● **Problem description**
When you write out the entries, keep every line exactly as it appears.

─── Supplied records ───

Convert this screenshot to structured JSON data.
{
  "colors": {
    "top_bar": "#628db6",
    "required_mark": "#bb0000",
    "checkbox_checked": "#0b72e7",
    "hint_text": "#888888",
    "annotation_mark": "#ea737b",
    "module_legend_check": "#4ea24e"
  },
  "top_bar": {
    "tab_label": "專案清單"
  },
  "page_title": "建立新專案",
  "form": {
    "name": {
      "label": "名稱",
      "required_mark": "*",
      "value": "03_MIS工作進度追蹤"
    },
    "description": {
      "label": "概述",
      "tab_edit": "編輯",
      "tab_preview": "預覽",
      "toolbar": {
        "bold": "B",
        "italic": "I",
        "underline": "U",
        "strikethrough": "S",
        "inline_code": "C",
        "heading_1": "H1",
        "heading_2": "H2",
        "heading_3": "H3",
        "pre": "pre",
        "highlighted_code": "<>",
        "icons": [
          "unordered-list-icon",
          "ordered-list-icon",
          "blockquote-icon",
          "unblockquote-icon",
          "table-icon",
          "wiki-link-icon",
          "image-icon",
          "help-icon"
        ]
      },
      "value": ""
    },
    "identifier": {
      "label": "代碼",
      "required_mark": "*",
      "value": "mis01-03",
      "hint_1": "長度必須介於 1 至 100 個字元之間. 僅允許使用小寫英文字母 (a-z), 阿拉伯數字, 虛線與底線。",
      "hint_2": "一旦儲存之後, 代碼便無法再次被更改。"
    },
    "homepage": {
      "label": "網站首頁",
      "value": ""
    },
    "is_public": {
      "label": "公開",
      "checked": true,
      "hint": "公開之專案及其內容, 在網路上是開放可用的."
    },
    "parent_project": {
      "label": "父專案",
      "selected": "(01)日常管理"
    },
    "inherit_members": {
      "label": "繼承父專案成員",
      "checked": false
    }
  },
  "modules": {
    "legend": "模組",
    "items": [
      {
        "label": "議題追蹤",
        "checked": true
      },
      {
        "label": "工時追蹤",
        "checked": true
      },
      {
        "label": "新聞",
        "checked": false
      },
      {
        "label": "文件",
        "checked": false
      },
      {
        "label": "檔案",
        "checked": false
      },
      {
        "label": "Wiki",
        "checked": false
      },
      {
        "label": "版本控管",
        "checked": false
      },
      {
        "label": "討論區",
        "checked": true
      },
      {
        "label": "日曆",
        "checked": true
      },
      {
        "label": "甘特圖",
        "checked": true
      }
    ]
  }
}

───

● **Answer to this task**
Convert this screenshot to structured JSON data.
{
  "colors": {
    "top_bar": "#628db6",
    "required_mark": "#bb0000",
    "checkbox_checked": "#0b72e7",
    "hint_text": "#888888",
    "annotation_mark": "#ea737b",
    "module_legend_check": "#4ea24e"
  },
  "top_bar": {
    "tab_label": "專案清單"
  },
  "page_title": "建立新專案",
  "form": {
    "name": {
      "label": "名稱",
      "required_mark": "*",
      "value": "03_MIS工作進度追蹤"
    },
    "description": {
      "label": "概述",
      "tab_edit": "編輯",
      "tab_preview": "預覽",
      "toolbar": {
        "bold": "B",
        "italic": "I",
        "underline": "U",
        "strikethrough": "S",
        "inline_code": "C",
        "heading_1": "H1",
        "heading_2": "H2",
        "heading_3": "H3",
        "pre": "pre",
        "highlighted_code": "<>",
        "icons": [
          "unordered-list-icon",
          "ordered-list-icon",
          "blockquote-icon",
          "unblockquote-icon",
          "table-icon",
          "wiki-link-icon",
          "image-icon",
          "help-icon"
        ]
      },
      "value": ""
    },
    "identifier": {
      "label": "代碼",
      "required_mark": "*",
      "value": "mis01-03",
      "hint_1": "長度必須介於 1 至 100 個字元之間. 僅允許使用小寫英文字母 (a-z), 阿拉伯數字, 虛線與底線。",
      "hint_2": "一旦儲存之後, 代碼便無法再次被更改。"
    },
    "homepage": {
      "label": "網站首頁",
      "value": ""
    },
    "is_public": {
      "label": "公開",
      "checked": true,
      "hint": "公開之專案及其內容, 在網路上是開放可用的."
    },
    "parent_project": {
      "label": "父專案",
      "selected": "(01)日常管理"
    },
    "inherit_members": {
      "label": "繼承父專案成員",
      "checked": false
    }
  },
  "modules": {
    "legend": "模組",
    "items": [
      {
        "label": "議題追蹤",
        "checked": true
      },
      {
        "label": "工時追蹤",
        "checked": true
      },
      {
        "label": "新聞",
        "checked": false
      },
      {
        "label": "文件",
        "checked": false
      },
      {
        "label": "檔案",
        "checked": false
      },
      {
        "label": "Wiki",
        "checked": false
      },
      {
        "label": "版本控管",
        "checked": false
      },
      {
        "label": "討論區",
        "checked": true
      },
      {
        "label": "日曆",
        "checked": true
      },
      {
        "label": "甘特圖",
        "checked": true
      }
    ]
  }
}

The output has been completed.